Classification and external resources
ICD-10 G25.5
ICD-9 333.5
DiseasesDB 16662
eMedicine neuro/62
MeSH D002819

Chorea (or choreia, occasionally) is an abnormal involuntary movement disorder, one of a group of neurological disorders called dyskinesias. The term chorea is derived from the Greek word χορεία (=dance; see choreia), as the quick movements of the feet or hands are comparable to dancing.

The term hemichorea refers to chorea of one side of the body, such as chorea of one arm but not both (comparable to hemiballismus).

Presentation[edit]

Chorea is characterized by brief, semi-directed, irregular movements that are not repetitive or rhythmic, but appear to flow from one muscle to the next.

These 'dance-like' movements of chorea often occur with athetosis, which adds twisting and writhing movements. Walking may become difficult, and include odd postures and leg movements.

Unlike ataxia, which affects the quality of voluntary movements, or Parkinsonism, which is a hindrance of voluntary movements, the movements of chorea and ballism occur on their own, without conscious effort. Thus, chorea is said to be a hyperkinetic movement disorder.

When chorea is serious, slight movements will become thrashing motions; this form of severe chorea is referred to as ballism or ballismus.
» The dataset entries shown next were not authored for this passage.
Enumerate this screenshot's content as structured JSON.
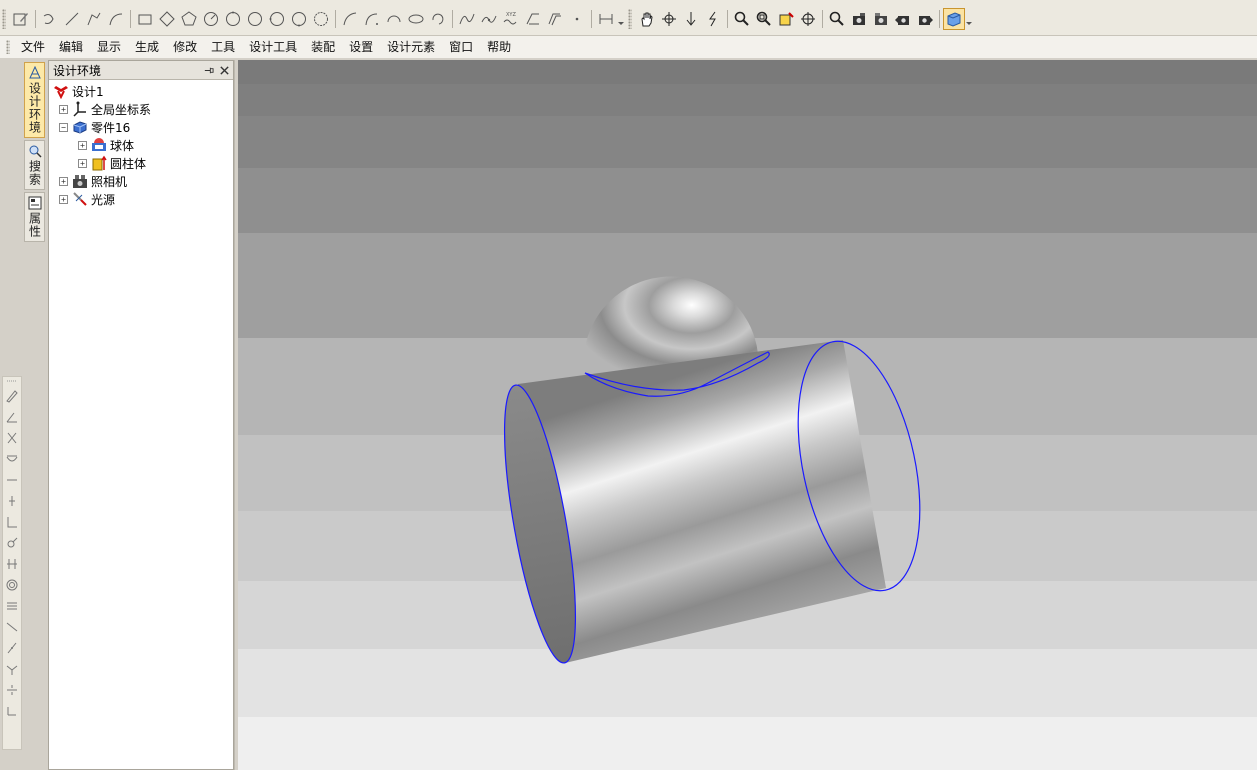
{
  "menu": [
    "文件",
    "编辑",
    "显示",
    "生成",
    "修改",
    "工具",
    "设计工具",
    "装配",
    "设置",
    "设计元素",
    "窗口",
    "帮助"
  ],
  "side_tabs": [
    {
      "label": "设计环境",
      "icon": "design-env-icon",
      "active": true
    },
    {
      "label": "搜索",
      "icon": "search-icon",
      "active": false
    },
    {
      "label": "属性",
      "icon": "properties-icon",
      "active": false
    }
  ],
  "panel": {
    "title": "设计环境",
    "tree": {
      "root": "设计1",
      "global_coords": "全局坐标系",
      "part": "零件16",
      "sphere": "球体",
      "cylinder": "圆柱体",
      "camera": "照相机",
      "light": "光源"
    }
  },
  "colors": {
    "accent": "#fde9a8",
    "edge": "#1a1aff",
    "viewport_top": "#7b7b7b",
    "viewport_bottom": "#efefef"
  }
}
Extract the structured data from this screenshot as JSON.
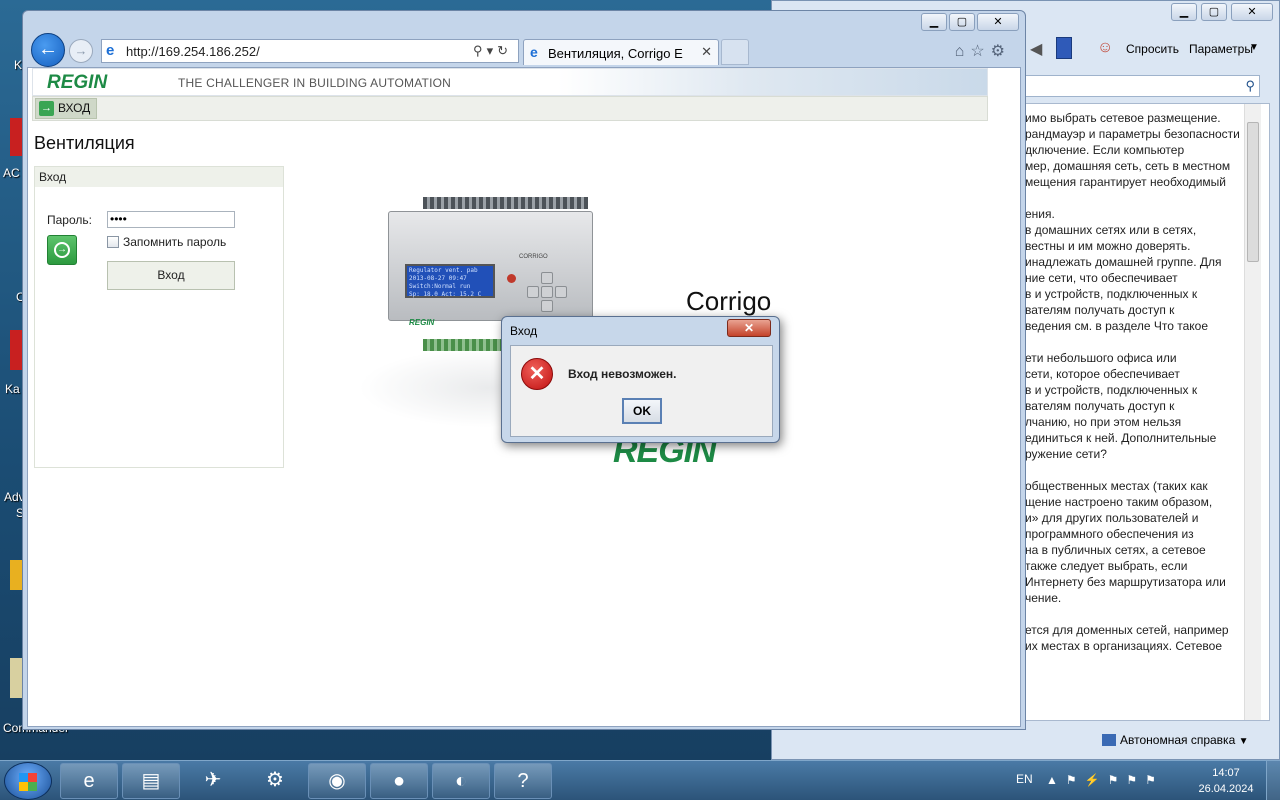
{
  "desktop": {
    "labels": [
      "K",
      "AC",
      "C",
      "Ka",
      "Adv",
      "S",
      "Commander"
    ]
  },
  "help_window": {
    "toolbar": {
      "ask_label": "Спросить",
      "params_label": "Параметры"
    },
    "status": "Автономная справка",
    "text_lines": [
      "имо выбрать сетевое размещение.",
      "рандмауэр и параметры безопасности",
      "дключение. Если компьютер",
      "мер, домашняя сеть, сеть в местном",
      "мещения гарантирует необходимый",
      "",
      "ения.",
      "в домашних сетях или в сетях,",
      "вестны и им можно доверять.",
      "инадлежать домашней группе. Для",
      "ние сети, что обеспечивает",
      "в и устройств, подключенных к",
      "вателям получать доступ к",
      "ведения см. в разделе Что такое",
      "",
      "ети небольшого офиса или",
      "сети, которое обеспечивает",
      "в и устройств, подключенных к",
      "вателям получать доступ к",
      "лчанию, но при этом нельзя",
      "единиться к ней. Дополнительные",
      "ружение сети?",
      "",
      "общественных местах (таких как",
      "щение настроено таким образом,",
      "и» для других пользователей и",
      "программного обеспечения из",
      "на в публичных сетях, а сетевое",
      "также следует выбрать, если",
      "Интернету без маршрутизатора или",
      "чение.",
      "",
      "ется для доменных сетей, например",
      "их местах в организациях. Сетевое"
    ]
  },
  "browser": {
    "url": "http://169.254.186.252/",
    "tab_title": "Вентиляция, Corrigo E",
    "tab_close": "✕"
  },
  "page": {
    "logo": "REGIN",
    "tagline": "THE CHALLENGER IN BUILDING AUTOMATION",
    "menu_item": "ВХОД",
    "title": "Вентиляция",
    "login_panel_title": "Вход",
    "password_label": "Пароль:",
    "password_value": "••••",
    "remember_label": "Запомнить пароль",
    "login_button": "Вход",
    "product_name": "Corrigo",
    "device_brand": "REGIN",
    "device_model": "CORRIGO",
    "lcd_lines": [
      "Regulator vent. pab",
      "2013-08-27 09:47",
      "Switch:Normal run",
      "Sp: 18.0 Act: 15.2 C"
    ],
    "big_logo": "REGIN"
  },
  "dialog": {
    "title": "Вход",
    "close_label": "✕",
    "message": "Вход невозможен.",
    "ok_label": "OK"
  },
  "taskbar": {
    "lang": "EN",
    "time": "14:07",
    "date": "26.04.2024"
  }
}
Causes[edit]

Chorea can occur in a variety of conditions and disorders.

Treatment[edit]

There is no standard course of treatment for chorea. Treatment depends on the type of chorea and the associated disease. Although there are many drugs that can control it, no cure has yet been identified.
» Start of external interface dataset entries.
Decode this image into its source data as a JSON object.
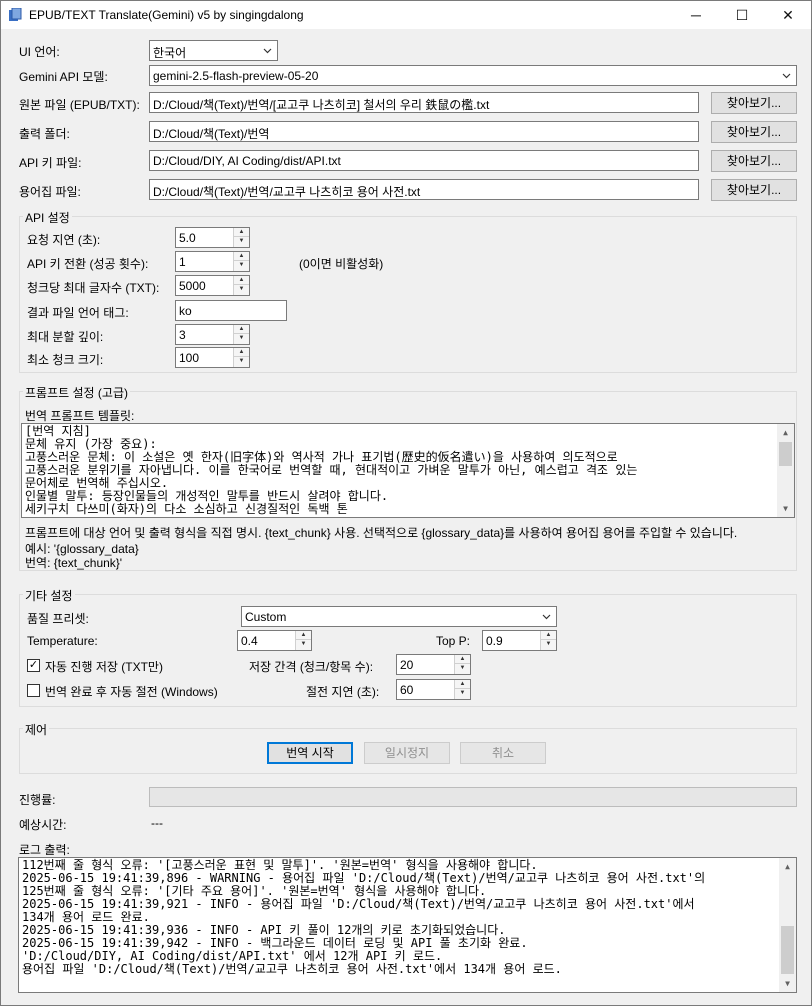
{
  "window": {
    "title": "EPUB/TEXT Translate(Gemini) v5 by singingdalong",
    "minimize": "─",
    "maximize": "☐",
    "close": "✕"
  },
  "top": {
    "ui_lang_label": "UI 언어:",
    "ui_lang_value": "한국어",
    "model_label": "Gemini API 모델:",
    "model_value": "gemini-2.5-flash-preview-05-20",
    "source_label": "원본 파일 (EPUB/TXT):",
    "source_value": "D:/Cloud/책(Text)/번역/[교고쿠 나츠히코] 철서의 우리 鉄鼠の檻.txt",
    "output_label": "출력 폴더:",
    "output_value": "D:/Cloud/책(Text)/번역",
    "apikey_label": "API 키 파일:",
    "apikey_value": "D:/Cloud/DIY, AI Coding/dist/API.txt",
    "glossary_label": "용어집 파일:",
    "glossary_value": "D:/Cloud/책(Text)/번역/교고쿠 나츠히코 용어 사전.txt",
    "browse_label": "찾아보기..."
  },
  "api": {
    "title": "API 설정",
    "delay_label": "요청 지연 (초):",
    "delay_value": "5.0",
    "switch_label": "API 키 전환 (성공 횟수):",
    "switch_value": "1",
    "switch_hint": "(0이면 비활성화)",
    "maxchars_label": "청크당 최대 글자수 (TXT):",
    "maxchars_value": "5000",
    "langtag_label": "결과 파일 언어 태그:",
    "langtag_value": "ko",
    "depth_label": "최대 분할 깊이:",
    "depth_value": "3",
    "minchunk_label": "최소 청크 크기:",
    "minchunk_value": "100"
  },
  "prompt": {
    "title": "프롬프트 설정 (고급)",
    "template_label": "번역 프롬프트 템플릿:",
    "lines": [
      "[번역 지침]",
      "문체 유지 (가장 중요):",
      "고풍스러운 문체: 이 소설은 옛 한자(旧字体)와 역사적 가나 표기법(歴史的仮名遣い)을 사용하여 의도적으로",
      "고풍스러운 분위기를 자아냅니다. 이를 한국어로 번역할 때, 현대적이고 가벼운 말투가 아닌, 예스럽고 격조 있는",
      "문어체로 번역해 주십시오.",
      "인물별 말투: 등장인물들의 개성적인 말투를 반드시 살려야 합니다.",
      "세키구치 다쓰미(화자)의 다소 소심하고 신경질적인 독백 톤"
    ],
    "hint1": "프롬프트에 대상 언어 및 출력 형식을 직접 명시. {text_chunk} 사용. 선택적으로 {glossary_data}를 사용하여 용어집 용어를 주입할 수 있습니다.",
    "hint2": "예시: '{glossary_data}",
    "hint3": "번역: {text_chunk}'"
  },
  "other": {
    "title": "기타 설정",
    "preset_label": "품질 프리셋:",
    "preset_value": "Custom",
    "temp_label": "Temperature:",
    "temp_value": "0.4",
    "topp_label": "Top P:",
    "topp_value": "0.9",
    "autosave_label": "자동 진행 저장 (TXT만)",
    "autosave_checked": true,
    "interval_label": "저장 간격 (청크/항목 수):",
    "interval_value": "20",
    "shutdown_label": "번역 완료 후 자동 절전 (Windows)",
    "shutdown_checked": false,
    "sleepdelay_label": "절전 지연 (초):",
    "sleepdelay_value": "60"
  },
  "control": {
    "title": "제어",
    "start": "번역 시작",
    "pause": "일시정지",
    "cancel": "취소"
  },
  "status": {
    "progress_label": "진행률:",
    "progress_fraction": 0,
    "eta_label": "예상시간:",
    "eta_value": "---",
    "log_label": "로그 출력:"
  },
  "log": [
    "112번째 줄 형식 오류: '[고풍스러운 표현 및 말투]'. '원본=번역' 형식을 사용해야 합니다.",
    "2025-06-15 19:41:39,896 - WARNING - 용어집 파일 'D:/Cloud/책(Text)/번역/교고쿠 나츠히코 용어 사전.txt'의",
    "125번째 줄 형식 오류: '[기타 주요 용어]'. '원본=번역' 형식을 사용해야 합니다.",
    "2025-06-15 19:41:39,921 - INFO - 용어집 파일 'D:/Cloud/책(Text)/번역/교고쿠 나츠히코 용어 사전.txt'에서",
    "134개 용어 로드 완료.",
    "2025-06-15 19:41:39,936 - INFO - API 키 풀이 12개의 키로 초기화되었습니다.",
    "2025-06-15 19:41:39,942 - INFO - 백그라운드 데이터 로딩 및 API 풀 초기화 완료.",
    "'D:/Cloud/DIY, AI Coding/dist/API.txt' 에서 12개 API 키 로드.",
    "용어집 파일 'D:/Cloud/책(Text)/번역/교고쿠 나츠히코 용어 사전.txt'에서 134개 용어 로드."
  ]
}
Form Treatment
Huntington's-related A common treatment is dopaminergic antagonists, although treatment is largely supportive. Tetrabenazine is the only FDA approved drug for the treatment of Huntington's Disease related chorea.
Sydenham's chorea Haloperidol, carbamazepine and valproic acid. Usually involves antibiotic drugs to treat the infection, followed by drug therapy to prevent recurrence.
Chorea gravidarum haloperidol,[1][2][3] chlorpromazine alone or in combination with diazepam, also pimozide can also be used.
Wilson's disease Reducing levels of copper in the body using D-penicillinamine, trientine hydrochloride, tetrathiomolybdate, and other chelating agents
Drug-induced chorea Adjusting medication dosages.
Metabolic and endocrine-related choreas Treated according to their causes.

See also[edit]

References[edit]

  1. ^ Axley J (December 1972). "Rheumatic choreia controlled with haloperidol". The Journal of Pediatrics 81 (6): 1216–7. doi:10.1016/S0022-3476(72)80272-5. PMID 4643046. 
  2. ^ Patterson JF (September 1979). "Treatment of choreia gravidarum with haloperidol". Southern Medical Journal 72 (9): 1220–1. doi:10.1097/00007611-197909000-00044. PMID 472859. 
  3. ^ Donaldson JO (March 1982). "Control of choreia gravidarum with haloperidol". Obstetrics and Gynecology 59 (3): 381–2. PMID 7078886.